“Is that the same eagle I saw you with earlier?”
Dal nodded. “Yes. Nar never comes this late in the day. I wonder if something’s wrong?”
Jim watched her as she made a series of high-pitched whistling sounds. The golden eagle, which was at least two thousand feet above them, suddenly stooped. Jim’s breath caught in his throat as the raptor’s wings folded against its body for the dive toward earth, legs outstretched and murderous-looking black talons opened. The power of the eagle was awesome as it fell like a hurtling rocket fired from the sky. Jim held up his hands to warn Dal, but it was too late.
The golden eagle broke his stoop at the last possible second, the backwash from his wings powerful as he hung suspended for a split second before coming to rest on Dal. She held her arm high above her, her knees deeply flexed and legs spread far apart as she took the shock of the eagle’s full weight.
Jim looked on in a mixture of terror for her and admiration at the spectacle before him. At that moment, he saw Dal’s face light up with such joy that he found his own heart pounding in his chest. Her blue eyes were filled with the fire of life as the eagle mantled, flapping his seven-foot wingspread, hackles raised on its head, and gave a fierce call from his blue-black beak. Jim stood transfixed, privy to something that few people would ever see. Nar folded his massive wings, his feathered legs and yellow feet in sharp contrast to the tanned kidskin glove he gripped, his amber eyes large and intelligent looking.
Dal laughed softly and raised her right hand, gently stroking his feathered breast.
“Poor day hunting, is that it?” she teased the bird. “His crop is empty,” she called to Jim. “That’s why he’s here.”
Nar lifted his majestic head, staring imperiously at Jim. Dal turned. “He doesn’t know you, so don’t come any closer,” she warned quietly.
“No need to worry,” he assured her, observing the raptor. “He’s got to be heavy.”
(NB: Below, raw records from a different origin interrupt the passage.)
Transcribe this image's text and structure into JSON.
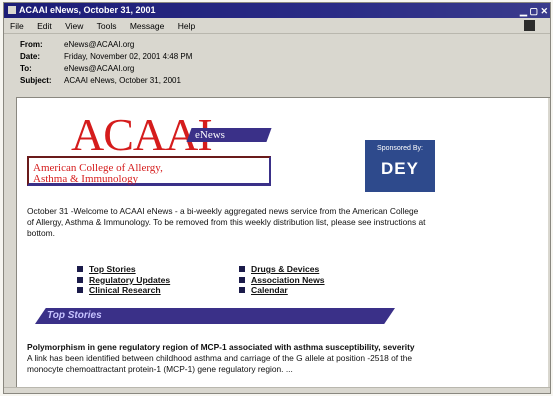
{
  "window": {
    "title": "ACAAI eNews, October 31, 2001"
  },
  "menubar": {
    "items": [
      "File",
      "Edit",
      "View",
      "Tools",
      "Message",
      "Help"
    ]
  },
  "headers": [
    {
      "key": "From:",
      "value": "eNews@ACAAI.org"
    },
    {
      "key": "Date:",
      "value": "Friday, November 02, 2001 4:48 PM"
    },
    {
      "key": "To:",
      "value": "eNews@ACAAI.org"
    },
    {
      "key": "Subject:",
      "value": "ACAAI eNews, October 31, 2001"
    }
  ],
  "logo": {
    "text": "ACAAI",
    "tag": "eNews",
    "college_line1": "American College of Allergy,",
    "college_line2": "Asthma & Immunology"
  },
  "sponsor": {
    "label": "Sponsored By:",
    "logo": "DEY"
  },
  "intro": "October 31 -Welcome to ACAAI eNews - a bi-weekly aggregated news service from the American College of Allergy, Asthma & Immunology. To be removed from this weekly distribution list, please see instructions at bottom.",
  "links": {
    "col1": [
      "Top Stories",
      "Regulatory Updates",
      "Clinical Research"
    ],
    "col2": [
      "Drugs & Devices",
      "Association News",
      "Calendar"
    ]
  },
  "section": {
    "title": "Top Stories"
  },
  "article": {
    "title": "Polymorphism in gene regulatory region of MCP-1 associated with asthma susceptibility, severity",
    "body": "A link has been identified between childhood asthma and carriage of the G allele at position -2518 of the monocyte chemoattractant protein-1 (MCP-1) gene regulatory region. ..."
  },
  "colors": {
    "accent_red": "#d51c1c",
    "accent_purple": "#3a3088",
    "title_bar": "#1c1d76"
  },
  "icons": [
    "window-icon",
    "minimize-icon",
    "maximize-icon",
    "close-icon",
    "bullet-icon"
  ]
}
Dal nodded. “All thirteen pounds of him. He’s three feet in length. As you can tell, he’s fully matured because he has no white feathers under his wings here. He’s still a baby at seven years old.”
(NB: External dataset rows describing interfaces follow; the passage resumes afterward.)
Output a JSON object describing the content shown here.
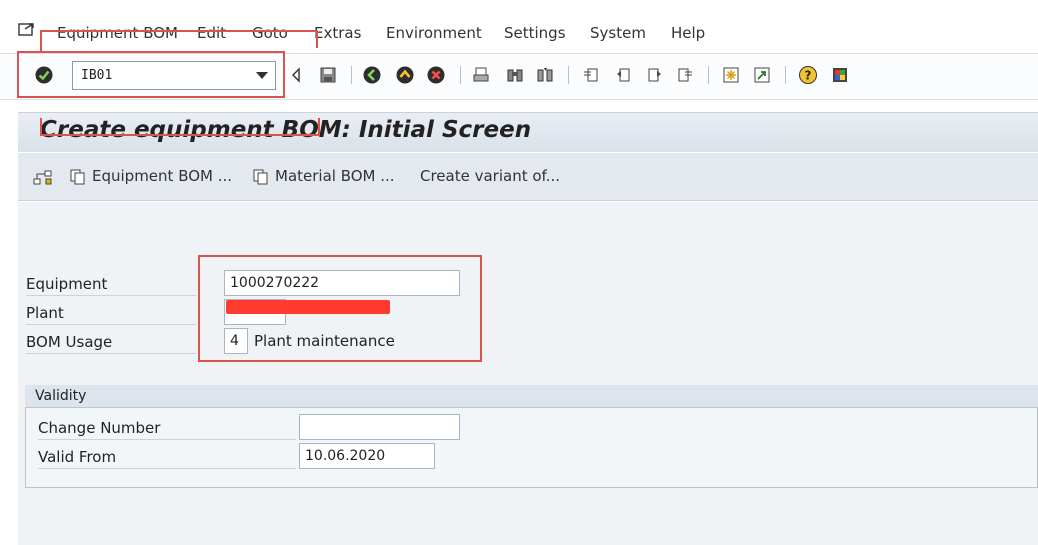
{
  "menu": {
    "items": [
      "Equipment BOM",
      "Edit",
      "Goto",
      "Extras",
      "Environment",
      "Settings",
      "System",
      "Help"
    ]
  },
  "toolbar": {
    "command_value": "IB01"
  },
  "page": {
    "title": "Create equipment BOM: Initial Screen"
  },
  "app_toolbar": {
    "equipment_bom": "Equipment BOM ...",
    "material_bom": "Material BOM ...",
    "create_variant": "Create variant of..."
  },
  "form": {
    "equipment_label": "Equipment",
    "equipment_value": "1000270222",
    "plant_label": "Plant",
    "bom_usage_label": "BOM Usage",
    "bom_usage_value": "4",
    "bom_usage_text": "Plant maintenance"
  },
  "validity": {
    "title": "Validity",
    "change_number_label": "Change Number",
    "change_number_value": "",
    "valid_from_label": "Valid From",
    "valid_from_value": "10.06.2020"
  },
  "colors": {
    "annotation_red": "#d9534f",
    "title_band": "#e0e7ee"
  }
}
“He’s a big baby,” Jim said with a grin.
“A spoiled one. He must have been too upset after meeting you on the crest of that hill to continue hunting.”
“He wasn’t the only one,” Jim drawled, meeting her smile. My God, he thought, she was simply breathtaking. Her cheeks were flushed and her eyes sparkled like dark sapphires. Jim had the urge to reach out and simply cradle her face between his hands and worship those smiling lips with his mouth. Right now, she was a child, as was he. His gaze traveled to the eagle. It was wildlife that brought Dal out of her cloak of distrust for him. He absorbed every nuance of her in those precious moments.
Jim eyed the eagle’s grasp on her arm now; Nar was barely gripping it. “When he’s upset he grips hard?”
“Yes. Remind me when he decides to leave to show you the scars I have on this arm.”
“God, he’s magnificent.”
Dal met his gaze. “Yes, he is. And he’s free.”
“And yet you’ve trained him to sit on your arm.”
She shivered beneath the husky excitement in his voice. Suddenly she was sharing one of the few joys of her life with Jim, and she wanted to. The look of excitement in his eyes told her everything. He was just as elated as she was with the majesty of Nar.
“I started feeding him when he was a baby. When he was old enough to begin to fly, I had to make a lure out of a rabbit skin with raw meat attached to it and teach him how to catch food.” She laughed. “I’d swing the lure and he’d sit on my arm looking first at me and then at it. Finally, I’d throw him off my arm and swing the lure and he’d stoop, grabbing it in his talons. After that, I’d take him out to one of the meadows, cast him off into the air and he’d hunt his own rabbits or whatever.”
“And he still returns to you after being put back out in the wild?”
“When I got here six months ago, Nar somehow knew I was home again. Every morning he’ll be sitting on the block right after